In the material below, how many lines include the string "swatch"? Answer with the number and nothing else.

-------

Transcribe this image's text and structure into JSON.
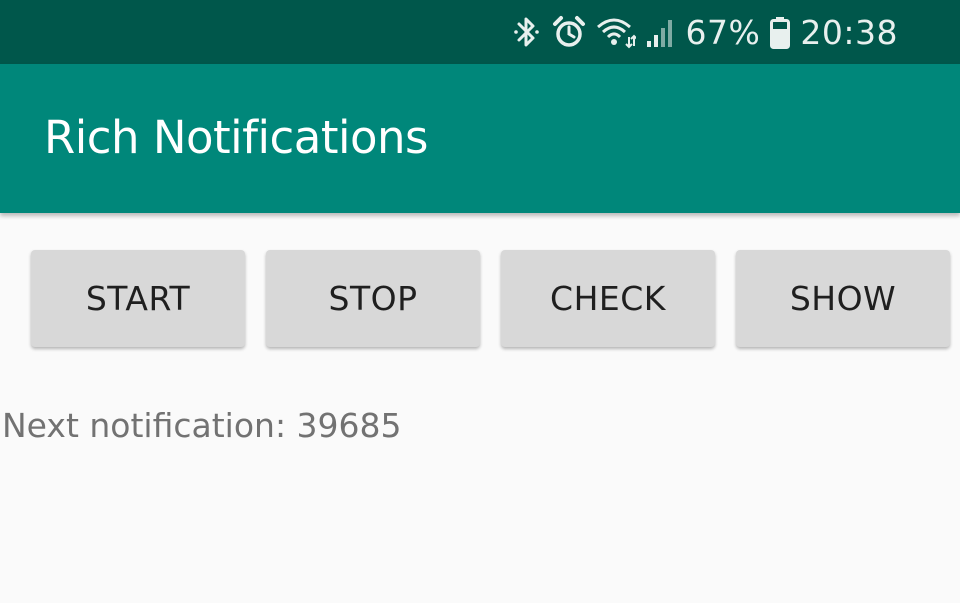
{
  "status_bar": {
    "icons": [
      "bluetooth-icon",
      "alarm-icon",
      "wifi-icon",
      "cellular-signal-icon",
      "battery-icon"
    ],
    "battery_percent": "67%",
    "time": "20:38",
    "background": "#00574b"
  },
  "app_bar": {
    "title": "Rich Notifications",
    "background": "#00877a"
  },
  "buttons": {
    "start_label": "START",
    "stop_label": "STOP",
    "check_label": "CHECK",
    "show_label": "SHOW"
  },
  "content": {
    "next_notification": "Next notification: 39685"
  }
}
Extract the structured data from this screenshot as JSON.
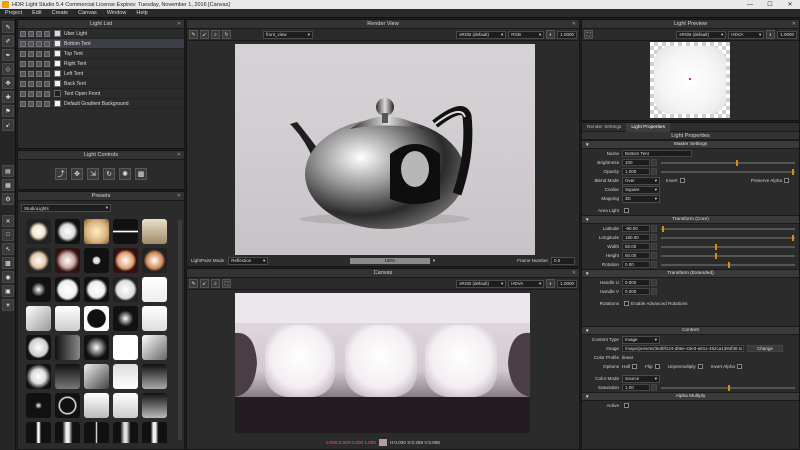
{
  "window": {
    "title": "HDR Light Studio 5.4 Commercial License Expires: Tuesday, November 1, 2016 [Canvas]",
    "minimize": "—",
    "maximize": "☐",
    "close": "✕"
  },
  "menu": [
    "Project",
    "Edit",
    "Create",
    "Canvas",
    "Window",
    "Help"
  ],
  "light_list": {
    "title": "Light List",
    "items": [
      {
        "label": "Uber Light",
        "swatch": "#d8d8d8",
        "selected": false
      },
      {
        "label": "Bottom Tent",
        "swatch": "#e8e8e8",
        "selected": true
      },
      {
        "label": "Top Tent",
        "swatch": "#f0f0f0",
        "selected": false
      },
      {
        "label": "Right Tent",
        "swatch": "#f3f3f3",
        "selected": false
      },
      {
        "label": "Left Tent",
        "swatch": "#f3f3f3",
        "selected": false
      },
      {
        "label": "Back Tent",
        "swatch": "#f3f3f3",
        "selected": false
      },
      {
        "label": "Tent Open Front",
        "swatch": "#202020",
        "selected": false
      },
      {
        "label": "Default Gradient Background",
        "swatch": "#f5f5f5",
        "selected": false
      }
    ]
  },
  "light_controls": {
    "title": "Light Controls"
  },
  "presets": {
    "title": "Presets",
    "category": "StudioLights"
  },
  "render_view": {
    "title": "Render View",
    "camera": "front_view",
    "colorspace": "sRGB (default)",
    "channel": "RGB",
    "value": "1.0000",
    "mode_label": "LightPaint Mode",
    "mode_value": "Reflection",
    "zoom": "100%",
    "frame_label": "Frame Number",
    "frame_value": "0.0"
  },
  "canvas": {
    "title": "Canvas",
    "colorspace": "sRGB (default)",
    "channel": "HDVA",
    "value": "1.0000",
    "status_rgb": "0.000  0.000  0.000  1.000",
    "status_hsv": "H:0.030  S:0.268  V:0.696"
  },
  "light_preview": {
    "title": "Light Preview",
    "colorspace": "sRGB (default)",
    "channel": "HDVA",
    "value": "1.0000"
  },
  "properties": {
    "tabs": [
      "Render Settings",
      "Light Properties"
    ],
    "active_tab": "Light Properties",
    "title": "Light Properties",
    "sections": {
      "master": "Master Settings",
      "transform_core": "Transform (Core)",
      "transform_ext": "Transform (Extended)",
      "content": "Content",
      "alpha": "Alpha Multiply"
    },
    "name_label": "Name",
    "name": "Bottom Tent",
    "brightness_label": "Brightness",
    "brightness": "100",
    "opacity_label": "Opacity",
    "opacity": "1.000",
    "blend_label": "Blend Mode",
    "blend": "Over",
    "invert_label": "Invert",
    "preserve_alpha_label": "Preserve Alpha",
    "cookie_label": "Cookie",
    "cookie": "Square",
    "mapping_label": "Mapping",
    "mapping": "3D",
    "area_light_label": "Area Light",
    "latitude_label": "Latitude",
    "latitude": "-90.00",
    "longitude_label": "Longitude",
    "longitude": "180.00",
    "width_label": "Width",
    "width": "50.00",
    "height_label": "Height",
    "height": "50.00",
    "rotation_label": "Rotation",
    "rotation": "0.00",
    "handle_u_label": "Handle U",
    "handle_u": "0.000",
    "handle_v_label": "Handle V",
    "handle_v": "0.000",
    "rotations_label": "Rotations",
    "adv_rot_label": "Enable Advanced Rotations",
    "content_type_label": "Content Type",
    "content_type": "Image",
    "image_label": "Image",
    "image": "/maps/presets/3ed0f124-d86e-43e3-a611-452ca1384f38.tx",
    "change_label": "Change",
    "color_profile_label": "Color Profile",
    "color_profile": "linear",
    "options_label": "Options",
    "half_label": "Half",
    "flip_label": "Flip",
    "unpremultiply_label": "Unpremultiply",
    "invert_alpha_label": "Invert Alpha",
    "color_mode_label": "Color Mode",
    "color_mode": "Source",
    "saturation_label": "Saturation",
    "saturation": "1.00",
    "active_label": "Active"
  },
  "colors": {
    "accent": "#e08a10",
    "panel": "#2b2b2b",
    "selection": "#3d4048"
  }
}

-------

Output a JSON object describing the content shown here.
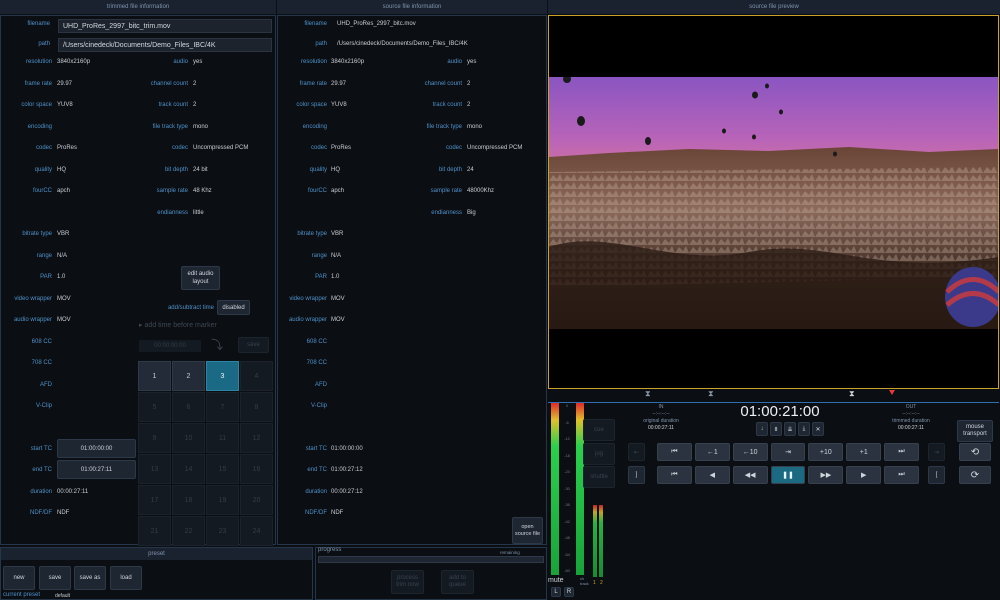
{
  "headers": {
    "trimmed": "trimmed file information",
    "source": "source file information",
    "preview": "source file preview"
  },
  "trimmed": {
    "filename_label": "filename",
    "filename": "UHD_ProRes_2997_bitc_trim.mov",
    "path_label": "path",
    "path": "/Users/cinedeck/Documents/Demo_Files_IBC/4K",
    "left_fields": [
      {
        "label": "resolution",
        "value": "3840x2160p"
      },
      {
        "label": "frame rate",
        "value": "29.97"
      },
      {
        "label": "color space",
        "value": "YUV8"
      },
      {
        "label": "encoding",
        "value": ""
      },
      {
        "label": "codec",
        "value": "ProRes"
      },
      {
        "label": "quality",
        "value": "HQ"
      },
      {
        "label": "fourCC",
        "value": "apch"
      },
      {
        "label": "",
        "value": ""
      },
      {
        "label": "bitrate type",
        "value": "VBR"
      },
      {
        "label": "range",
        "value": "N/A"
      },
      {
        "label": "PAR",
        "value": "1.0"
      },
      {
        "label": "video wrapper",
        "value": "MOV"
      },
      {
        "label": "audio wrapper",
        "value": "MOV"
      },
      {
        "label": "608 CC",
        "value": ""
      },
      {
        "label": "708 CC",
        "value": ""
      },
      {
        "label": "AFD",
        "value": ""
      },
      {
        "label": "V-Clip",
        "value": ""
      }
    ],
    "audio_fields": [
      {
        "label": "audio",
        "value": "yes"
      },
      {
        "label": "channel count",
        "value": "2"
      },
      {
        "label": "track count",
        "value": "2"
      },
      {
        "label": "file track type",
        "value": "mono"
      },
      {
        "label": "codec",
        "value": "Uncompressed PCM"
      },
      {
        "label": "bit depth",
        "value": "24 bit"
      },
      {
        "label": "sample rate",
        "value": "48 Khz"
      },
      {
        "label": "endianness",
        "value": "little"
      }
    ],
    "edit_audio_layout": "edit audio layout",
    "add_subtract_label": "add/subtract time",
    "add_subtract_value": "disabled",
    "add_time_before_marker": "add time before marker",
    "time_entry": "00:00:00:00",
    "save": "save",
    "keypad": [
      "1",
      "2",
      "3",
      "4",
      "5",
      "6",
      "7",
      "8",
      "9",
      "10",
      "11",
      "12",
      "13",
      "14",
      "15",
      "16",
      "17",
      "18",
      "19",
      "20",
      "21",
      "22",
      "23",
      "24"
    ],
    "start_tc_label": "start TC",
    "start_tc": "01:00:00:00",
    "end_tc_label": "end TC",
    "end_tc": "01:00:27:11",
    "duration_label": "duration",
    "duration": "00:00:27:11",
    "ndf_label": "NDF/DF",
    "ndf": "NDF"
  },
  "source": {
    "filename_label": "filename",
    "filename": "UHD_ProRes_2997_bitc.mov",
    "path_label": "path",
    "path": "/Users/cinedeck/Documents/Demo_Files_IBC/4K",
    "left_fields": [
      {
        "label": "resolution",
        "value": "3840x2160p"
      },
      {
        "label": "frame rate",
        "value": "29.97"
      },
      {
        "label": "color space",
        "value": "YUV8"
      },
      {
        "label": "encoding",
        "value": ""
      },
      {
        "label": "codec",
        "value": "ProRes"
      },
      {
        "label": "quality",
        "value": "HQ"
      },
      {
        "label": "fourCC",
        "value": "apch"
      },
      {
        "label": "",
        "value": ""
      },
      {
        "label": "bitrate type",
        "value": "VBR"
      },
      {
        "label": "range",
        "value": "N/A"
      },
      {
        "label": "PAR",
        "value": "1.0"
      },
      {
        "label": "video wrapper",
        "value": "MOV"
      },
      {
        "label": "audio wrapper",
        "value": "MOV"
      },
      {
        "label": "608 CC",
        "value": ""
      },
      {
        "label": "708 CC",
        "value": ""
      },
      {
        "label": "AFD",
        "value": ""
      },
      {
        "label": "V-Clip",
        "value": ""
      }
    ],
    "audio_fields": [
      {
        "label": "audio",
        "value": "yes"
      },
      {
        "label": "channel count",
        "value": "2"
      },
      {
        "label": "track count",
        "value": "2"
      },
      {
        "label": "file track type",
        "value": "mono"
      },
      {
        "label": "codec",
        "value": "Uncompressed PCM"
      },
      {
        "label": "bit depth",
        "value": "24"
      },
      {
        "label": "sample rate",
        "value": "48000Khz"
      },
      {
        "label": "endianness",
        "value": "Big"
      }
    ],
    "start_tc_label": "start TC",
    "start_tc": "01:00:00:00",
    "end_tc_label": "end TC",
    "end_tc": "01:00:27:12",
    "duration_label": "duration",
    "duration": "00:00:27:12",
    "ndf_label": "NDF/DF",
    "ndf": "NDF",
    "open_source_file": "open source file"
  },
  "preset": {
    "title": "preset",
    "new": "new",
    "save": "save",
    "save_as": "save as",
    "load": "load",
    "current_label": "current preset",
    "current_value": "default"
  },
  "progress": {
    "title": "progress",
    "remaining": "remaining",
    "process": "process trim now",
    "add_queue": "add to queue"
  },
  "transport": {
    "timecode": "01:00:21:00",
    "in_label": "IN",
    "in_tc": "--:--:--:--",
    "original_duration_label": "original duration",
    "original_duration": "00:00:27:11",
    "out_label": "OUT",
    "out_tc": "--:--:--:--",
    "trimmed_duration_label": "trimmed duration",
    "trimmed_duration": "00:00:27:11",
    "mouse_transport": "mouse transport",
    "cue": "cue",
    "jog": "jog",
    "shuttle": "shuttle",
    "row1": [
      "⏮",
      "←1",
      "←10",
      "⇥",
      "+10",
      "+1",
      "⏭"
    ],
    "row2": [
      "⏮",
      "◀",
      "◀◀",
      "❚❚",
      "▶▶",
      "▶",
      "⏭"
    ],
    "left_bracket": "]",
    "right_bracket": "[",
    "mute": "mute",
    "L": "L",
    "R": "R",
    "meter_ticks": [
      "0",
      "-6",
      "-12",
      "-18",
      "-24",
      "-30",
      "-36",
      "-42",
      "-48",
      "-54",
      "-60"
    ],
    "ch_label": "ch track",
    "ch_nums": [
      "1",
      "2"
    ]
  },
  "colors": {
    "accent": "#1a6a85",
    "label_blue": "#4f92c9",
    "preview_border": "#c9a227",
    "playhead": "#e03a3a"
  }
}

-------

■ **RESULT OF THIS TASK**: 8